amendments might be valueless to the debtor.

         Of course, the considerations reflected above are fully applicable to former business affiliations of the
debtor. In this regard it is good practice to go back beyond six years if any of the debt which the debtor seeks
to discharge is older than that and is incurred by his or her old business. Thus, here are some acceptable
variations on the theme:

         1. An old proprietorship, now defunct – “John J. Jones, formerly d/b/a Jonesey’ Bike Shop;”

         2. An old partnership, now dissolved – “John J. Jones, Individually and as a former general partner
         in Jonesey’ Bike Shop, a general partnership.”;

         3. A former officer of a still existing corporation, and partner in a still existing firm – “John J. Jones,
         individually (a former officer and principal of Jonesey’ Bike Shop, Inc., a New York Corporation,
         and a general partner in Jonesey’ Moped Shop, a general partnership);
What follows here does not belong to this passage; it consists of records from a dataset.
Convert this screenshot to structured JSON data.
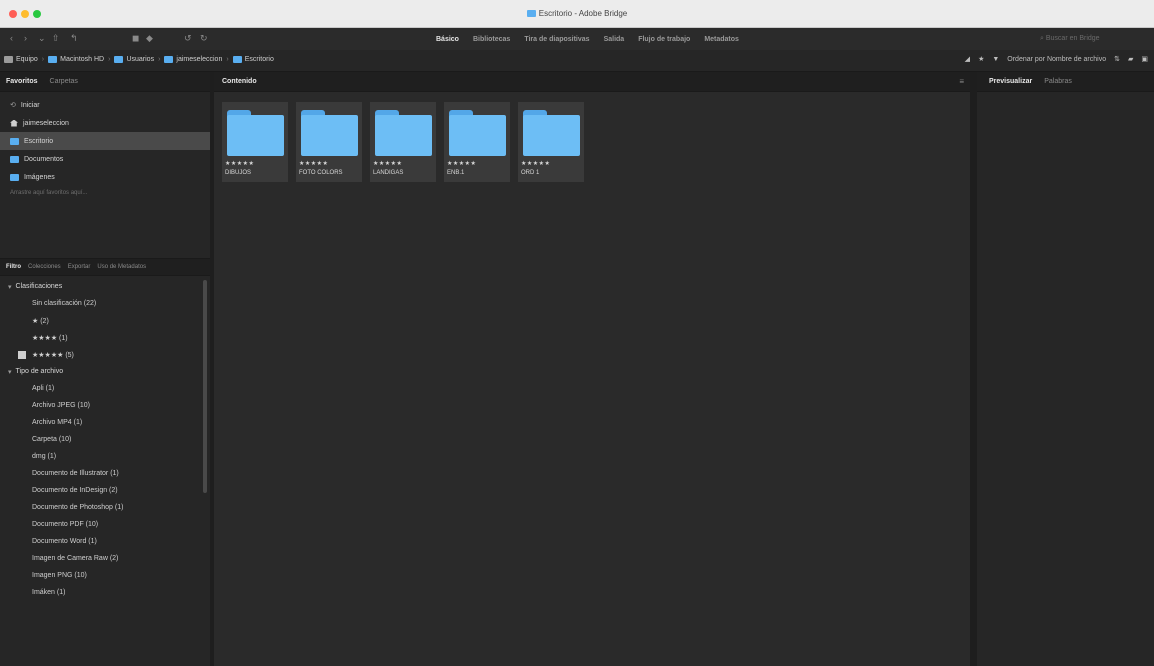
{
  "window": {
    "title": "Escritorio - Adobe Bridge"
  },
  "toolbar": {
    "workspaces": [
      {
        "label": "Básico",
        "active": true
      },
      {
        "label": "Bibliotecas",
        "active": false
      },
      {
        "label": "Tira de diapositivas",
        "active": false
      },
      {
        "label": "Salida",
        "active": false
      },
      {
        "label": "Flujo de trabajo",
        "active": false
      },
      {
        "label": "Metadatos",
        "active": false
      }
    ],
    "search_placeholder": "Buscar en Bridge"
  },
  "pathbar": {
    "crumbs": [
      "Equipo",
      "Macintosh HD",
      "Usuarios",
      "jaimeseleccion",
      "Escritorio"
    ],
    "sort_label": "Ordenar por Nombre de archivo"
  },
  "left_panel": {
    "tabs": [
      "Favoritos",
      "Carpetas"
    ],
    "favorites": [
      {
        "label": "Iniciar",
        "icon": "bridge-icon",
        "selected": false
      },
      {
        "label": "jaimeseleccion",
        "icon": "home-icon",
        "selected": false
      },
      {
        "label": "Escritorio",
        "icon": "folder-icon",
        "selected": true
      },
      {
        "label": "Documentos",
        "icon": "folder-icon",
        "selected": false
      },
      {
        "label": "Imágenes",
        "icon": "folder-icon",
        "selected": false
      }
    ],
    "favorites_hint": "Arrastre aquí favoritos aquí..."
  },
  "filter_panel": {
    "tabs": [
      "Filtro",
      "Colecciones",
      "Exportar",
      "Uso de Metadatos"
    ],
    "groups": [
      {
        "label": "Clasificaciones",
        "items": [
          {
            "label": "Sin clasificación (22)",
            "checked": false
          },
          {
            "label": "★ (2)",
            "checked": false
          },
          {
            "label": "★★★★ (1)",
            "checked": false
          },
          {
            "label": "★★★★★ (5)",
            "checked": true
          }
        ]
      },
      {
        "label": "Tipo de archivo",
        "items": [
          {
            "label": "Apli (1)",
            "checked": false
          },
          {
            "label": "Archivo JPEG (10)",
            "checked": false
          },
          {
            "label": "Archivo MP4 (1)",
            "checked": false
          },
          {
            "label": "Carpeta (10)",
            "checked": false
          },
          {
            "label": "dmg (1)",
            "checked": false
          },
          {
            "label": "Documento de Illustrator (1)",
            "checked": false
          },
          {
            "label": "Documento de InDesign (2)",
            "checked": false
          },
          {
            "label": "Documento de Photoshop (1)",
            "checked": false
          },
          {
            "label": "Documento PDF (10)",
            "checked": false
          },
          {
            "label": "Documento Word (1)",
            "checked": false
          },
          {
            "label": "Imagen de Camera Raw (2)",
            "checked": false
          },
          {
            "label": "Imagen PNG (10)",
            "checked": false
          },
          {
            "label": "Imáken (1)",
            "checked": false
          }
        ]
      }
    ]
  },
  "content": {
    "tab": "Contenido",
    "items": [
      {
        "name": "DIBUJOS",
        "rating": "★★★★★"
      },
      {
        "name": "FOTO COLORS",
        "rating": "★★★★★"
      },
      {
        "name": "LANDIGAS",
        "rating": "★★★★★"
      },
      {
        "name": "ENB.1",
        "rating": "★★★★★"
      },
      {
        "name": "ORD 1",
        "rating": "★★★★★"
      }
    ]
  },
  "right_panel": {
    "tabs": [
      "Previsualizar",
      "Palabras"
    ]
  },
  "colors": {
    "folder": "#6dbef5",
    "folder_tab": "#53a7e8",
    "selection": "#4a4a4a"
  }
}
         4. A principal of a corporation that never really existed – “John J. Jones, sole owner of Jonesey’ Bike
         Shop, Inc.”;

         ...and so forth.

         Of course, such d/b/a’ and other clarifying language become critical only when John is individually
liable on the debts incurred or maintained in the business name, and is seeking to discharge or otherwise provide
for those personal liabilities.

         A final word of caution: The general public and the media unfortunately can misinterpret a case
caption. If, then, the debtor has a business that is a thriving business, but he himself is in difficulty, there is no
assurance that unsophisticated observers are not going to confuse the debtor with the independent going
concern. This can be tragic. It can be even more tragic if, for example, someone else now owns that thriving
business. Thus, be alert to the potential for insuring a going concern by having reflected it in the caption in a
manner that’ less than clear. In a similar vein, many businesses have similar names. Injury can be inflicted
on totally unrelated business entities by a lack of clarity, particularly in the caption. Often, this type of potential
can be minimized by adding a descriptive term in the caption relating to the nature of the business. (For
example, if the debtor owns Ace Enterprises, Inc., a New York Corporation engaged in the laundry business”).
This should prevent confusion with the potential multitude of Ace, Inc.’ Ace & Co., Inc., Ace Bros.
Enterprises, Inc., and so forth.

Individual                                                      John J. Jones d/b/a Jones Construction Co.

Individual operating a proprietorship

John J. Jones
Individual who within the last six years has              John J. Jones formerly d/b/a (f/d/b/a) Jones
operated a business (but not presently)                   Construction Co.

Individuals presently a partner in a partnership          John J. Jones, individually and as a partner of
                                                          J.B.C. Co., a partnership

Individual formerly (within past six years) a             John J. Jones, individually and as a former partner
partner in a partnership                                  of J.B.C. Co., a partnership.

A partnership                                             J.B.C. Co., a partnership compromised of John J.
                                                          Jones, Richard Booth and Albert Coe, partners.

A corporation                                             Allsworth, Inc.

An individual presently or formerly an officer of a       Richard Roe [“an officer” or “formerly an officer”
corporation who has listed corporate debts.               of Allsworth, Inc.]

* Either “Inc.” or “Corp.” indicates a corporation not a partnership.


Shared By: